The buttons were a find! I have a source for vintage buttons near me here in Virginia, and after inspection of a few candidates, I realized these plastic pink/grey versions were the most perfect choice. Because the bigger button was 5/8", though, I had to increase my placket width by a 1/4" on each side to accommodate the extra width needed (the pattern calls for 1/2" buttons). Because I had already cut the plackets, I just decided to slim down the seam allowances from 3/8" to 1/4", and in the end, that was enough to get the buttons to properly fit.
The smaller button, btw, is for the *fake* collar stay closure. I didn't have a ton of room there for a larger button, so I used the wee button instead.
I have a serger, but I know that on wovens I have a really tough time serging around curves, so I *never* serge those kind of seams with my serger. I even had a little serger mistake on one of my straight seams owing to the very lightweight feel of the material (I had overlocked a bit of the dress while finishing the seams since I didn't feel the bottom layer even though I was trying to be careful!). In the end, the mistake was not that big of a deal, but it definitely kept me from wanting to try and serge the set-in sleeve seam's raw edge.
I hoped that maybe someone out there had written up a tutorial on how to French seam a set-in sleeve seam, and yep, there was one done by the folks at Grainline. Woo! Definitely use that to help you do it for yourself on any of those fabrics that are so delicate and fine that serging is not an option. I only French seamed the armscye seam allowance, but the tutorial is good for all seams. I also photographed as much as I could of my own seaming so you could have some visuals of what I did. :-)
All the girls loved it. I tell you, if you want to feel good about your sewing endeavors, hang out with second-grade girls. They swoon every time I tell them I have made something. ;-)

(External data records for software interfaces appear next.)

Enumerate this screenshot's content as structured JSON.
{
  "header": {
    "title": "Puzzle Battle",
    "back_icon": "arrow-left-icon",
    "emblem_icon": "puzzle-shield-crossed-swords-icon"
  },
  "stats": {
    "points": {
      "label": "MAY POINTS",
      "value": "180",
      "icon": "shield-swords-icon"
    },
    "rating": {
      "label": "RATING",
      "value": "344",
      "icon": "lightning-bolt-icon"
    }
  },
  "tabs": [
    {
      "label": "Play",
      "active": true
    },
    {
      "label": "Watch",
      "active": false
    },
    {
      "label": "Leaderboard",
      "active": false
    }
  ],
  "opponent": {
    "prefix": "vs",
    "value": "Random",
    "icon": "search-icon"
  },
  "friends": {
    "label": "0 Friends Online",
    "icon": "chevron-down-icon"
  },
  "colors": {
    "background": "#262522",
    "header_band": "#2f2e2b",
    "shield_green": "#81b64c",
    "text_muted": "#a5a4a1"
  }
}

I did not have to wear a slip, btw. The challis did not stick to my tights as I feared it would. I think as long as you make sure there is enough ease in the pattern you choose for what you do with the challis, it will properly drape and float away from the body, and it is silky enough that it won't stick to most other fabrics.
I had no problem with the sleeves getting caught in this coat, either, but I will tell you to grasp the cuff firmly since I tried getting the sleeves in the sleeve of the coat without grasping well and it definitely got caught on the coat sleeve.
(Am I the only one who gets bothered by this? Upon writing this post I realize I have spent a lot of time on this topic, lol. I did find this, which made me chuckle.)
Okay, that's all from me. I hope everyone out there has a very festive Valentine's Day, even if all that means to you is wearing something festive. (That's what I do, anyhow!)
~Dina from My Superfluities.